What is expected:
In the entries below, find every line holding the string "value" and collect it.

The data:
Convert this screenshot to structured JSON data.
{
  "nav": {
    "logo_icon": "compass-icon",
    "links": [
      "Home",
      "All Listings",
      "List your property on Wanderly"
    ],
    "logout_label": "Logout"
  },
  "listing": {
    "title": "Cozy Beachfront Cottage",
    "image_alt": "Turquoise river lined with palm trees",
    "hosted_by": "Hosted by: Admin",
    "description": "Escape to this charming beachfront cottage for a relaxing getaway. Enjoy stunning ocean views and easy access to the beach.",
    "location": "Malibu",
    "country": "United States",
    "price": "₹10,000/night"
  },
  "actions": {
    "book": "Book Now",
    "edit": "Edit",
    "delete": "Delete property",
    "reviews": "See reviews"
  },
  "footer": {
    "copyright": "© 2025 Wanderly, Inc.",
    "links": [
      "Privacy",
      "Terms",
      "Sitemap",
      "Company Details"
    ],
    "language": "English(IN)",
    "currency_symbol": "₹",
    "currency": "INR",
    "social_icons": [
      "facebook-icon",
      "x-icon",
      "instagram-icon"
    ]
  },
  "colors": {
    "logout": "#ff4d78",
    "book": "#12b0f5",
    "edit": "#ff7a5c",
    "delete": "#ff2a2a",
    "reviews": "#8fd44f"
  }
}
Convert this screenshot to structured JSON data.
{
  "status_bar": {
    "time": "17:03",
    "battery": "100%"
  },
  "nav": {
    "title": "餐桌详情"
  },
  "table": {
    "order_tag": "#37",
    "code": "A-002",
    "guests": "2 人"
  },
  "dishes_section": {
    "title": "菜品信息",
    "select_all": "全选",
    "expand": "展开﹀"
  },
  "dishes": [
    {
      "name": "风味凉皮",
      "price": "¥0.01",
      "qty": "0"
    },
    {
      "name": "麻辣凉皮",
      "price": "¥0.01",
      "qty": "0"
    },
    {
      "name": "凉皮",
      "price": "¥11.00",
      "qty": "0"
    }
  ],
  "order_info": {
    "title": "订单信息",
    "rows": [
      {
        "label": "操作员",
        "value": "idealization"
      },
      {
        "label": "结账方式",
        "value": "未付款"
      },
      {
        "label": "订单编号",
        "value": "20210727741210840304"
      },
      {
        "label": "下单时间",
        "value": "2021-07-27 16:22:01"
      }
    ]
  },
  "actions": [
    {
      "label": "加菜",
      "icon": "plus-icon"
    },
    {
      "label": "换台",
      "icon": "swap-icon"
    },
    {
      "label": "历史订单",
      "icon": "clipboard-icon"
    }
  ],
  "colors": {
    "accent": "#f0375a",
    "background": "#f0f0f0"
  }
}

Output of the exercise:
        "value": "idealization"
        "value": "未付款"
        "value": "20210727741210840304"
        "value": "2021-07-27 16:22:01"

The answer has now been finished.